the world for waves that only happen a few times a year. how do they know when the competition is on? >> all this energy. >> reporter: this guy. a big wave surfer and big wave forecaster. >> this chart shows significant wave height >> reporter: when he says the word, more than two dozen professional surfers say their prayers and get onto the plane >> we want them to catch waves, be able to compete and not die in the process. >> reporter: if you were walking at the base of this cliff, you might not think this beach is nothing more than a nice scene. the truth is understand the right circumstances, and this el nino is going to create those circumstances, incredible amounts of water good get pushed over those rocks and produce the largest waves on earth >> it scoops the ocean up and pushes it towards the coast >> reporter: he looks for big storms at sea. that's what creates the swell necessary to create these

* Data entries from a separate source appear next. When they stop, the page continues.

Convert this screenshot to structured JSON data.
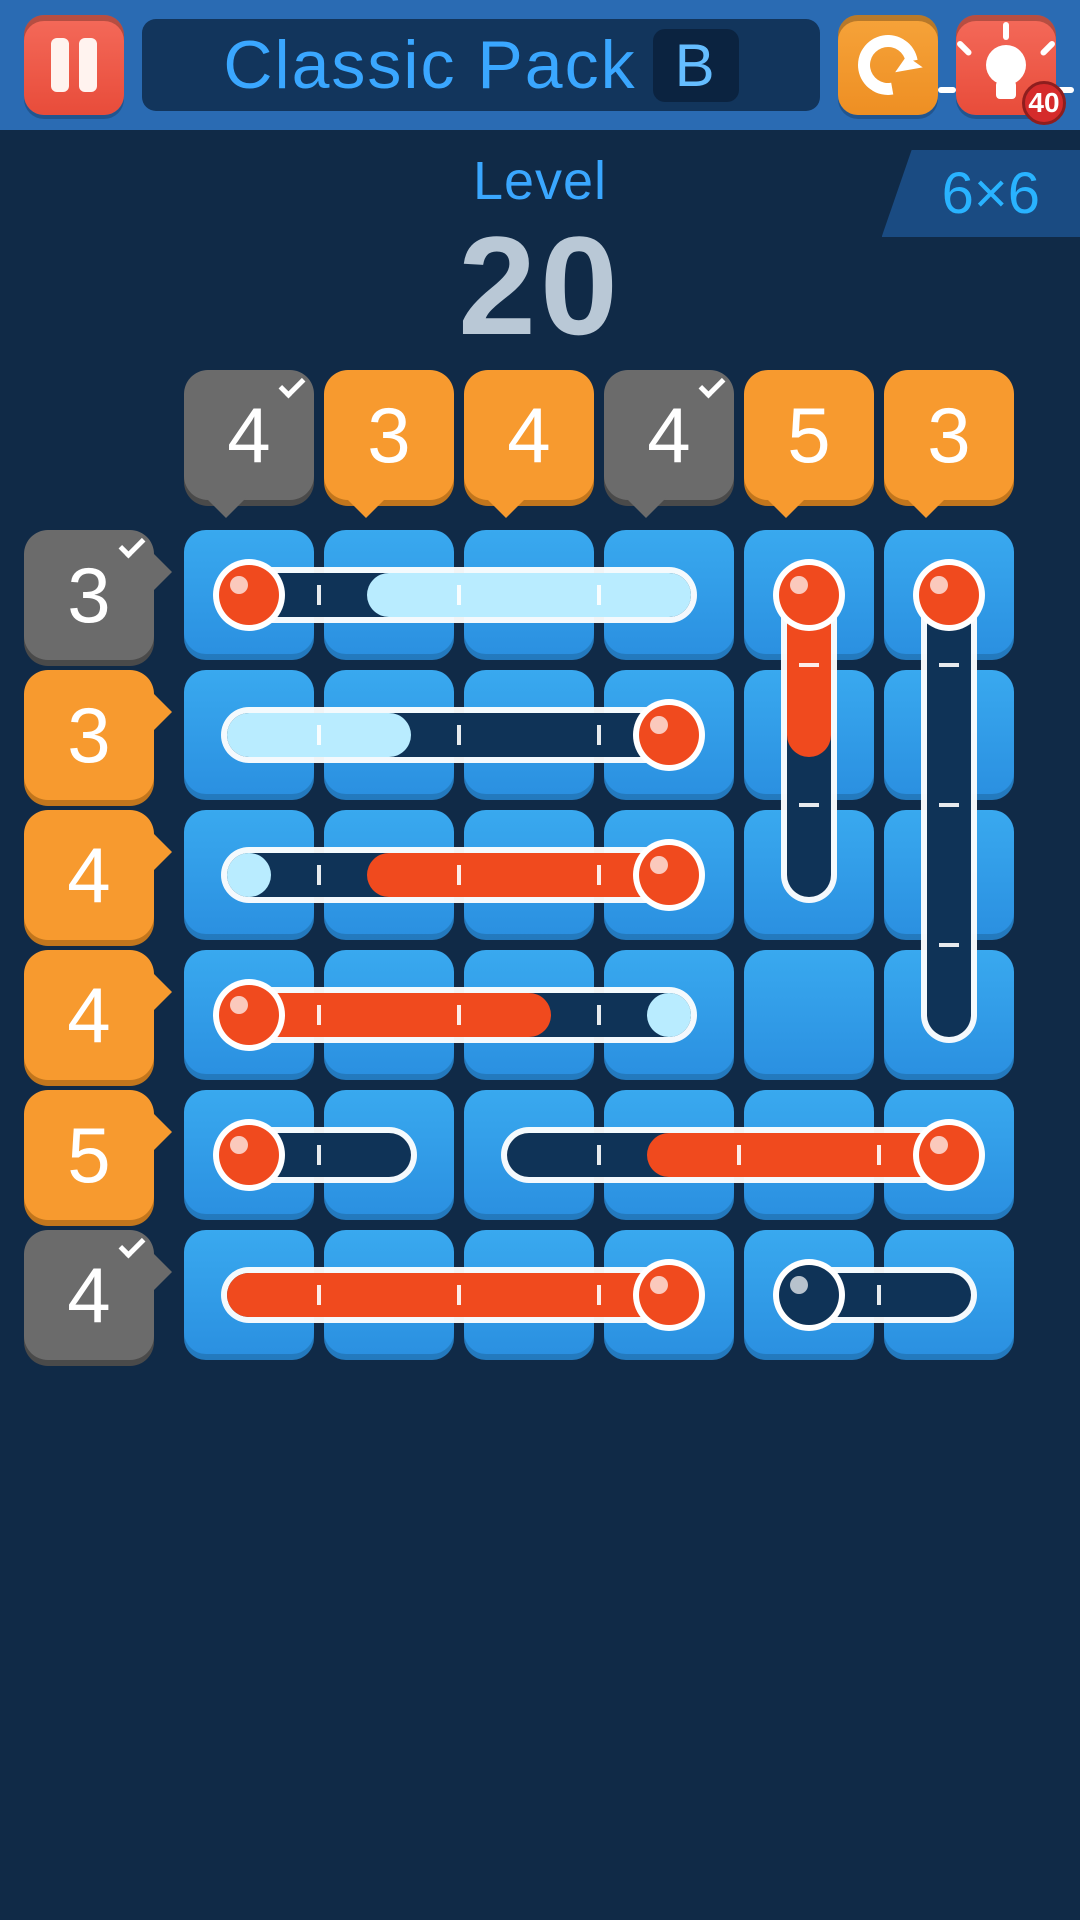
{
  "header": {
    "pack_name": "Classic Pack",
    "pack_letter": "B",
    "hint_count": 40
  },
  "level": {
    "label": "Level",
    "number": "20",
    "grid_size": "6×6"
  },
  "colors": {
    "accent_blue": "#3aa7ff",
    "tile_blue": "#2a8fe0",
    "hint_orange": "#f79a2f",
    "hint_gray": "#6b6b6b",
    "mercury_red": "#f04a1e",
    "mercury_cold": "#b9ecff",
    "tube_dark": "#0f3357"
  },
  "grid": {
    "cols": 6,
    "rows": 6
  },
  "col_hints": [
    {
      "value": 4,
      "satisfied": true
    },
    {
      "value": 3,
      "satisfied": false
    },
    {
      "value": 4,
      "satisfied": false
    },
    {
      "value": 4,
      "satisfied": true
    },
    {
      "value": 5,
      "satisfied": false
    },
    {
      "value": 3,
      "satisfied": false
    }
  ],
  "row_hints": [
    {
      "value": 3,
      "satisfied": true
    },
    {
      "value": 3,
      "satisfied": false
    },
    {
      "value": 4,
      "satisfied": false
    },
    {
      "value": 4,
      "satisfied": false
    },
    {
      "value": 5,
      "satisfied": false
    },
    {
      "value": 4,
      "satisfied": true
    }
  ],
  "thermometers": [
    {
      "bulb": [
        0,
        0
      ],
      "dir": "R",
      "len": 4,
      "segments": [
        "hot",
        "cold",
        "cold",
        "cold"
      ]
    },
    {
      "bulb": [
        4,
        0
      ],
      "dir": "D",
      "len": 3,
      "segments": [
        "hot",
        "hot",
        "empty"
      ]
    },
    {
      "bulb": [
        5,
        0
      ],
      "dir": "D",
      "len": 4,
      "segments": [
        "hot",
        "empty",
        "empty",
        "empty"
      ]
    },
    {
      "bulb": [
        3,
        1
      ],
      "dir": "L",
      "len": 4,
      "segments": [
        "hot",
        "empty",
        "cold",
        "cold"
      ]
    },
    {
      "bulb": [
        3,
        2
      ],
      "dir": "L",
      "len": 4,
      "segments": [
        "hot",
        "hot",
        "hot",
        "cold"
      ]
    },
    {
      "bulb": [
        0,
        3
      ],
      "dir": "R",
      "len": 4,
      "segments": [
        "hot",
        "hot",
        "hot",
        "cold"
      ]
    },
    {
      "bulb": [
        0,
        4
      ],
      "dir": "R",
      "len": 2,
      "segments": [
        "hot",
        "empty"
      ]
    },
    {
      "bulb": [
        5,
        4
      ],
      "dir": "L",
      "len": 4,
      "segments": [
        "hot",
        "hot",
        "hot",
        "empty"
      ]
    },
    {
      "bulb": [
        3,
        5
      ],
      "dir": "L",
      "len": 4,
      "segments": [
        "hot",
        "hot",
        "hot",
        "hot"
      ]
    },
    {
      "bulb": [
        4,
        5
      ],
      "dir": "R",
      "len": 2,
      "segments": [
        "empty",
        "empty"
      ]
    }
  ]
}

punishing waves. >> just like throwing a pebble into a pond and the waves ripple out from. same effect, only on our pebble is i storm >> reporter: the underware topography is what makes it possible. the ocean is 60 feet deep, but then goes to 15 feet. if the swell is powerful enough, it creates an apex, an enormous triangle that dumps more than three swimming pools worth of salt water over the false in every wave >> you're basically as alive as you can be. you're heart is pounding, you're breathing hard and it's just you and the ocean. >> reporter: this man is not just a weather geek. he has been on the bad end of these. >> you're in the water, i go to drab my board and i go where is my other arm. it was floating behind me. i had to grab it. my arm was fully dislocated.
>> reporter: spre dikting these waves is like riding them. -- predicting these waves is like riding them. they're not so large he hopes that they will be someone's last amazing pictures, and you can find those on our website and the latest on the top stories at aljazeera.com >> this week on talk to al jazeera, director and producer spike lee. >> oh snap! >> we gonna make sure these fools put down these guns. >> lee's new film "chi-raq" tacklesgang warfare in chicago - and the idea that a "sex strike" could help quell it. while it's a satire based in one inner city, gun violence is an epidemic. >> how long will be... will we... will we bow down befth